When you have a child who is receiving Social Security Disability benefits due to your disability, that child will receive benefits until they reach 18 years of age. Once your child reaches 18 years of age, they are no longer qualified to receive benefits unless they are a full-time student in elementary or secondary school or unless the child is disabled.
In the case of a marriage involving step-children, the step-children may also receive Social Security Disability benefits if you are receiving benefits. You can apply for benefits for step-children once you have been married to your spouse for 12 months and only if you are responsible for half of the care of the step-children. However, if you divorce, the payments to the step-child will stop the month following the divorce.
The benefits that your dependents receive are in addition to the Social Security Disability payments that are paid directly to you. If, for some reason, something should ever happen to you, your dependents may be entitled to the benefits that were being paid to you in addition to the benefits that they receive themselves. In addition, many people do not realize that ex-spouses may be entitled to benefits if you pass away. Qualification for these benefits will depend on the age of your ex-spouse, how long you were married and whether or not your ex-spouse remarried.
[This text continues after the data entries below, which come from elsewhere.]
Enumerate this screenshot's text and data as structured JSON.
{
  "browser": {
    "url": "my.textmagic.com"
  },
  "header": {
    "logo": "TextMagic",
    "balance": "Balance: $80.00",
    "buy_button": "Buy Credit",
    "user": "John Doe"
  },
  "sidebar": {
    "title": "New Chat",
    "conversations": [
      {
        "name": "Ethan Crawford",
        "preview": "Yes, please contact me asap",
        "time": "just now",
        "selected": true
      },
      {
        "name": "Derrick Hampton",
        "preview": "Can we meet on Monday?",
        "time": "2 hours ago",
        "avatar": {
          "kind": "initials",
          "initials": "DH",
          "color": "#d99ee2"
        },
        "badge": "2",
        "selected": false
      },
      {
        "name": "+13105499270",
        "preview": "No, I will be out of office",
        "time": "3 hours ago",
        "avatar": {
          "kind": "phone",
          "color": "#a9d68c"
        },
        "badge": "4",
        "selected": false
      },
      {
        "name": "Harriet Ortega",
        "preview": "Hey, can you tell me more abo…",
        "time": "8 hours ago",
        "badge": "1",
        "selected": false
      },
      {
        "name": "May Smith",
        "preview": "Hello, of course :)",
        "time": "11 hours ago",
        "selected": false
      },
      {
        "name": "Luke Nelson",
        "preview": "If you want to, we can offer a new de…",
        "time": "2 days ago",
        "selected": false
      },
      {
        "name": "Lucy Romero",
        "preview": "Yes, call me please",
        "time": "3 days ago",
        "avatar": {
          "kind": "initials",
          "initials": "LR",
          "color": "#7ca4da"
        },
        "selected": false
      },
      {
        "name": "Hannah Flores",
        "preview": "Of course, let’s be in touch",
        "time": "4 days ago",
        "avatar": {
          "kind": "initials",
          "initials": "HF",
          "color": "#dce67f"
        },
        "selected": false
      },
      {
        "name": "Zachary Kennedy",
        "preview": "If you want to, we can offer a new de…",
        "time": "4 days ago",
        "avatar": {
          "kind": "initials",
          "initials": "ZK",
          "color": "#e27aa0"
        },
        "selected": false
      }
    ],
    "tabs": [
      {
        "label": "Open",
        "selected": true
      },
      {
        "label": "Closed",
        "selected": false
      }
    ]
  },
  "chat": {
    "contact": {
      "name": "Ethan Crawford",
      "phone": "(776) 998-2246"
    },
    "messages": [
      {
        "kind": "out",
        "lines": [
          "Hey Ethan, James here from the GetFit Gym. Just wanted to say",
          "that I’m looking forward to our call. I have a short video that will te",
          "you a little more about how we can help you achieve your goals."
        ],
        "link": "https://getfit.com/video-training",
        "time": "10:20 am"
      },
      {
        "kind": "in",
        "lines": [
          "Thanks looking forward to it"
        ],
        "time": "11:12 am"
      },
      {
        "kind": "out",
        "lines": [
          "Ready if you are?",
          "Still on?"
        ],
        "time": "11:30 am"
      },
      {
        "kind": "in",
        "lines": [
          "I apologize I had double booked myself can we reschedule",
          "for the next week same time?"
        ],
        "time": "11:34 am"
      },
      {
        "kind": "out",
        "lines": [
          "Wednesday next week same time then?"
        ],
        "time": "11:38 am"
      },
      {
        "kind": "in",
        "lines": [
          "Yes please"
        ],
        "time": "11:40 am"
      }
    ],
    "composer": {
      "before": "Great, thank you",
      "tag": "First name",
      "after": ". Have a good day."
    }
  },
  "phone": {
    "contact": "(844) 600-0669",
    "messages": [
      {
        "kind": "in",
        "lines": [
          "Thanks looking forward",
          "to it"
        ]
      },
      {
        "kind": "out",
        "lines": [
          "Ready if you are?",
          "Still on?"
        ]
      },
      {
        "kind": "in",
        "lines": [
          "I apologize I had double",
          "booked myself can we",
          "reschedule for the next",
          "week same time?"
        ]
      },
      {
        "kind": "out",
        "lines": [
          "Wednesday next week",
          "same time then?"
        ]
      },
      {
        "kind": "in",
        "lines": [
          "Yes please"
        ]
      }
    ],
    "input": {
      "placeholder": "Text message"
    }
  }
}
If you do pass away, the amount that your survivors receive will depend on how much your disability payments were each month. As a general rule, survivor payments equal approximately 75 percent of your actual disability payment. Each survivor will receive this payment, but there is a limit to the total amount of money that can be paid each month. This limit usually equates to a total of 150 to 180 percent of your total benefit rate. For example, if you received $1,000 per month then your survivors would receive $783 per month. If you had only two survivors each survivor would receive the $783 per month payment. If, however, you had five survivors that benefit would be reduced to the maximum amount of your total benefit rate divided by the number of survivors who were receiving benefits.
While survivors benefits are usually reserved for a disability recipient’s spouse and children, in some cases a recipient’s parents may also receive survivor benefits. If your parents are dependent upon you for at least half of their income, then they may be eligible for survivor benefits as well.
If you want your benefits transferred to a family member because you feel that you cannot responsibly manage your benefits, you can ask the Social Security Administration to send your payments to a representative payee. A family member can serve as a representative payee, receiving your payments for you, but these payments would still belong to you and the money the representative payee receives would have to be accounted for and would have to be used to pay for your day-to-day living expenses. Your family member would not be able to receive compensation for performing such a service.
If you have questions about how your benefits can be transferred to your family members or which of your family members qualify for benefits, you can contact your local Social Security office or speak to a qualified Social Security Disability attorney.